To conclude this let me leave you with the following quote and a further thought. "String theory therefore, is rich enough to explain all fundamental laws of nature. [...] It seems nothing less than a miracle that, starting from some purely geometric arguments from a string, one is able to derive the entire progress of physics of the last 2 millennia" (KAKU 1994, p.158). One problem that remains with string theory is that it is not a true TOE in that at best it can only discribed the physical world in relation to origin and quantum states. A true TOE would have to go far beyond this in being able to discribe the Macrocosmos as well as the microcosmos. Part of that Macrocosmos is the field on consciousness. Perhaps there is some truth to the idea that since we can ask the questions and observe the universe that that universe must be preordered to produce such a fact.
For a good beginning reference for the laymen try:
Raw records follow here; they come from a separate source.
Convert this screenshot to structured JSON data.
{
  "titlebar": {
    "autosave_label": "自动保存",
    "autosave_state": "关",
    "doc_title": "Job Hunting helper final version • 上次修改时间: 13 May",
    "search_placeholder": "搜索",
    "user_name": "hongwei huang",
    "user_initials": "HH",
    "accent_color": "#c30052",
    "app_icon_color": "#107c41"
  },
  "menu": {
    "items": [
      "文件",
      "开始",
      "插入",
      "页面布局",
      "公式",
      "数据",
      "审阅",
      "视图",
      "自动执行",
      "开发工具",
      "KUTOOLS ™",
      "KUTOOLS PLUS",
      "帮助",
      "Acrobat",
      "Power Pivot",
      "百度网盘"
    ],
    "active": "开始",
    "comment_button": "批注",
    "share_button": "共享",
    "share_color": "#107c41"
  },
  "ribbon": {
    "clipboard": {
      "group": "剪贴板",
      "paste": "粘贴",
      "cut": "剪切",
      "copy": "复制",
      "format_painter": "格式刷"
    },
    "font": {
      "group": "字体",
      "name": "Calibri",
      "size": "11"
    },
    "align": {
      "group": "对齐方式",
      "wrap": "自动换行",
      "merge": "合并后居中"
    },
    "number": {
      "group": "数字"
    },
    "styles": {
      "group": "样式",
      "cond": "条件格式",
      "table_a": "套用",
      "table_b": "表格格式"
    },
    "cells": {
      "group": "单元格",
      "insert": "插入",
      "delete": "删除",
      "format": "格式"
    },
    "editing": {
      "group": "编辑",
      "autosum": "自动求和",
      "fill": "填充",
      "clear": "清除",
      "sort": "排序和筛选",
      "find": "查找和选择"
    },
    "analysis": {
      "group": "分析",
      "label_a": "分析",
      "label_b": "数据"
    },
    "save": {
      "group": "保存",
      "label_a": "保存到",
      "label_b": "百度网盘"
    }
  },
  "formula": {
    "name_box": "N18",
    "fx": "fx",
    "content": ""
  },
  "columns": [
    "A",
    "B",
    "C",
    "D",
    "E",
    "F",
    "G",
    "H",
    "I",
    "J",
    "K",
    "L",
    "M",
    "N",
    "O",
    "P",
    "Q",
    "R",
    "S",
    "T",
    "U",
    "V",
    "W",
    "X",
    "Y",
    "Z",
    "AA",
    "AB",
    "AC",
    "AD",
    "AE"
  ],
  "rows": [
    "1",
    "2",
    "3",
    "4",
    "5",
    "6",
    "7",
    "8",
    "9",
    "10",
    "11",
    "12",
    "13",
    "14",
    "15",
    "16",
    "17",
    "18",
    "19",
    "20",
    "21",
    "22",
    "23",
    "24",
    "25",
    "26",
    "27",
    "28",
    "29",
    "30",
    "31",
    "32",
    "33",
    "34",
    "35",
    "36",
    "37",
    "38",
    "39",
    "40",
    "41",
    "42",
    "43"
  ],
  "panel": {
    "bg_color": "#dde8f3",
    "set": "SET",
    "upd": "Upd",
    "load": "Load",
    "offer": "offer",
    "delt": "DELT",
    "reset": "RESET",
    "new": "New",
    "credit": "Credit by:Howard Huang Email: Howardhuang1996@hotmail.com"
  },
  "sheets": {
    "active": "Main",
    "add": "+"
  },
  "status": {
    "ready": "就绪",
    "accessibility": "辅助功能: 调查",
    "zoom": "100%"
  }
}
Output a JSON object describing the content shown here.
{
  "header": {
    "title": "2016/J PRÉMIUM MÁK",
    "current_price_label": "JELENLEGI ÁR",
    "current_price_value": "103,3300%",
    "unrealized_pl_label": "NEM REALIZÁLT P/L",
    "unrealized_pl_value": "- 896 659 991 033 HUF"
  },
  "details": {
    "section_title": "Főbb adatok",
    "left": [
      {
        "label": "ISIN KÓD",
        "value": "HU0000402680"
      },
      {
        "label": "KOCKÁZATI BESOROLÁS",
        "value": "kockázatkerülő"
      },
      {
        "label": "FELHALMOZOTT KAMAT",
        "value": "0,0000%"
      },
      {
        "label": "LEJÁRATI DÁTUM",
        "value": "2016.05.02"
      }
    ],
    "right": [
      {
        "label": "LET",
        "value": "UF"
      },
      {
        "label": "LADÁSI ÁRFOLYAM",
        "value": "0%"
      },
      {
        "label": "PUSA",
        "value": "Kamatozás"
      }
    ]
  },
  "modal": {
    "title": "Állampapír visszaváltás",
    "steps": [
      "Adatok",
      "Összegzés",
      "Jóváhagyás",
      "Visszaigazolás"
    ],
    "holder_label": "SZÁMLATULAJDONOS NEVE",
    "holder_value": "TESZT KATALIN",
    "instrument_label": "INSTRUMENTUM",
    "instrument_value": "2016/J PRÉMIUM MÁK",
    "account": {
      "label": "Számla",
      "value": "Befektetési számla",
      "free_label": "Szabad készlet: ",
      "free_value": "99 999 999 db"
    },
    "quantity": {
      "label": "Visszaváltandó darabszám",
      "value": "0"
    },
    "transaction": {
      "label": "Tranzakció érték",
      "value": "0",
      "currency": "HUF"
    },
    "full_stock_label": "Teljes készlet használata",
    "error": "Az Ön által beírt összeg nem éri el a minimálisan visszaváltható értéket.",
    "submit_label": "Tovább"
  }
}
This theory can also be utilized in an 11D version. Thus, maintaining the original idea of M-Theory.
An earlier verson of this theory in non M-Theory format is found at:
For a good explination of Hilbert space see:
If Helical path of light is constant(demanded by relativity) for each radius from the Strings axis of spin, as in a non-accelerating reference frame,the EM component must be gauged itself from the spin axis, if not the resulting direction of
light would not be consistant with C=VR+U at any radius. Thus, relativity demands a Guage that conserves itself.
However, this leaves a puzzle as far a GR is concerned. In the absence of an attracting mass, the the axis of spin does not change. The above generated field would then be intrinsically flat. But since the above field is co-couplled to others, thus, generating an inter connected space-time manifold, the field is not isolated in any case either locally or globally. As such, the field remains intrinsically curved. Thus, GR is restored, even inspite of a different mass energy tensor gauging. Each sub-space and the resulting fusion would have their own value for Omega.
As such, the proof of SR is found in the light cone/EM field guaging. Proof of GR is found in the interconnection of all Strings within 10D manifold. Thus, in spite of a differnt mass energy density tensor guaging to derive these answers the fields remain the same. As such, this theory incorporates regular QM and GR into a unified field theory.
For something else along these same lines goto the links page and go to my other site. Check out the information on that sites OUT OF THIS WORLD PAGE.
It can also be noted that my theory does follow one thing normal String Theory has always implied when it comes to blackhole geometrodynamics. That being, since the String, by its vary nature, is not a point object. The concept of a true singulairity in physics must be modified and replaced with an area of space-time that would have an off the scale gravity field strength. But it would not be an area that formed a literal singular point in space-time itself. As such, it is my conjecture that blackholes would be composed of strings at their most basic fundamental vibration state. Namely, that of a graviton. As such, some of Hawkin's theory on blackhole radiation can be explained a bit further than his theory was able to take one. At least now one can deduce an answer to what happens to the other particle as it enters the blackhole.

Theory is called Elastic-Repulsive Electro-weak Quantum Chromodynamics Field Theory.(EREWQCD for short)